We have been working with care homes to update their contracts and advise on the risks of charging the resident a regular “top-up” or additional fee where a resident is funded through NHS CHC
A significant Court of Appeal ruling on the Equality Act 2010 and proportionality defences in relation to warrant suspension applications.
Paragon Asra Housing Limited v. James Neville (July 2018) - Background
Paragon Asra Housing Limited (‘Paragon’) brought a possession claim against Mr Neville, the tenant, on the basis that he had breached his tenancy obligations by causing anti-social behaviour and nuisance to his neighbours. Mr Neville admitted the breaches, but argued that his behaviour was as a result of personality and behavioural disorders from which he suffered. He argued that the disorders amounted to a disability under the Equality Act 2010 and therefore, the possession proceedings that had been brought against him by Paragon were discriminatory.
County Court Decision
The Court made a Suspended Possession Order (‘SPO’) but recorded that the Paragon accepted that the Mr Neville’s disability amounted to a protected characteristic under the Equality Act 2010. However, it was satisfied that it was reasonable to make an order for possession suspended on terms that he did not commit any further material breaches of his tenancy agreement.
Mr Neville breached the SPO, Paragon applied for a warrant and Mr Neville sought to stay the warrant on the basis of earlier arguments of disability and proportionality. At the stay hearing, the District Judge accepted that there was no issue for the court to re-consider under the Equality Act 2010, unless there had been a material change of circumstances since the SPO was made. Mr Neville’s application was dismissed. However, upon appeal by Mr Neville, the Recorder agreed with Mr Neville and stated that the Equality Act 2010 considerations should have been reconsidered at the enforcement stage. As such, the warrant was suspended.
Paragon appealed to the Court of Appeal, on the basis that the District Judge who granted the SPO had already determined that the order did not discriminate against the Defendant (Mr Neville) on the basis of his disability, and therefore the enforcement of that order did not discriminate against the Defendant.
Court of Appeal Decision
It agreed and said that the relevant inquiry into the proportionality of the SPO had been undertaken at the first instance. As the court had been satisfied at that stage that terms of the SPO were proportionate, it followed that the order could be enforced in the event of any material breach. As there were no relevant changes to the Defendant’s circumstances, he could not request that the court reconsider the same issue of proportionality with a view to suspending the warrant.
The case has highlighted 2 principles:

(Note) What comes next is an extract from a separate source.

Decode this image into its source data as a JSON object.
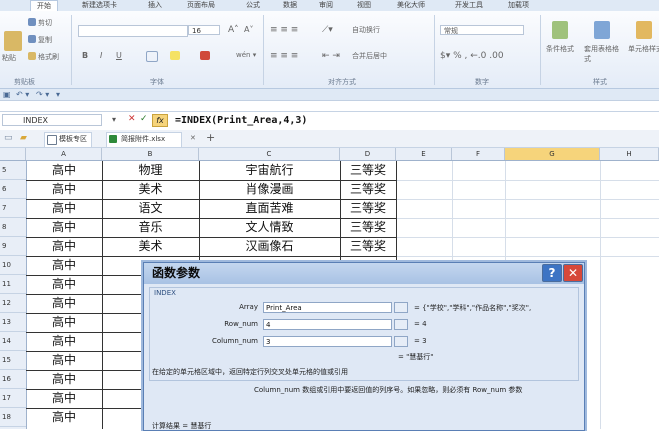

- Where a Court determines that an Order for Possession does not discriminate against a tenant on the basis of his disability, the Court can also hold that enforcement of that order (ie. The eviction) does not discriminate against that tenant.
- Enforcement of an Order (eviction) as in this case can be a proportionate means of achieving a legitimate aim and therefore not discriminatory.
For more information
If you have any queries or comments on this case please contact Mrs Baljit Basra, Housing Litigation Partner on 0121 212 7452.
The parliamentary processes are complete and the Restriction of Public Exit Payments Regulations 2020 (“the Regulations”) which cap exit payments in the public sector at £95,000 will be in force from 4 November.
As the UK’s social housing sector recovers from the initial Covid-19 outbreak and lockdown, now is the time to focus on the challenges that may emerge next.
There is no universal approach to regenerating town centres. However, housing must be considered a key part of any regeneration project – providing well-needed new homes and economic growth.
Friday 16 October marks the 6th annual Wear Red Day in England, Wales and Scotland. Wear Red Day is the brainchild of the charity; Show Racism the Red Card (SRTRC). SRTRC aims to educate young people so they are equipped to recognise and challenge stereotypes, misconceptions and negative attitudes towards race.
Alongside the Building Safety Bill published in July 2020, the Fire Safety Bill is a key step in the Government’s strategy to improve building and fire safety in the wake of the Grenfell Tower tragedy
Government regulations came into force on 23 September 2020 providing LGPS (local government pension scheme) employers with flexibility on meeting exit payments and LGPS funds with flexibility too
Charity Financials, the financial information program from Wilmington Charities, has published its latest Income Monitor report.
As employers face the end of the Coronavirus Job Retention Scheme on 31 October 2020, Katherine Sinclair and Libby Hubbard discuss the intricacies of the redundancy process for furloughed employees.
We have learned many things over the last six months; the latest lesson is that there is no new normal. The Government initiatives and guidance may have slowed down a pace, but the challenges for employers and their employees remain.
To receive invitations to our events, as well as information and articles on legal issues and sector developments that are of interest to you, please sign up to Newsroom.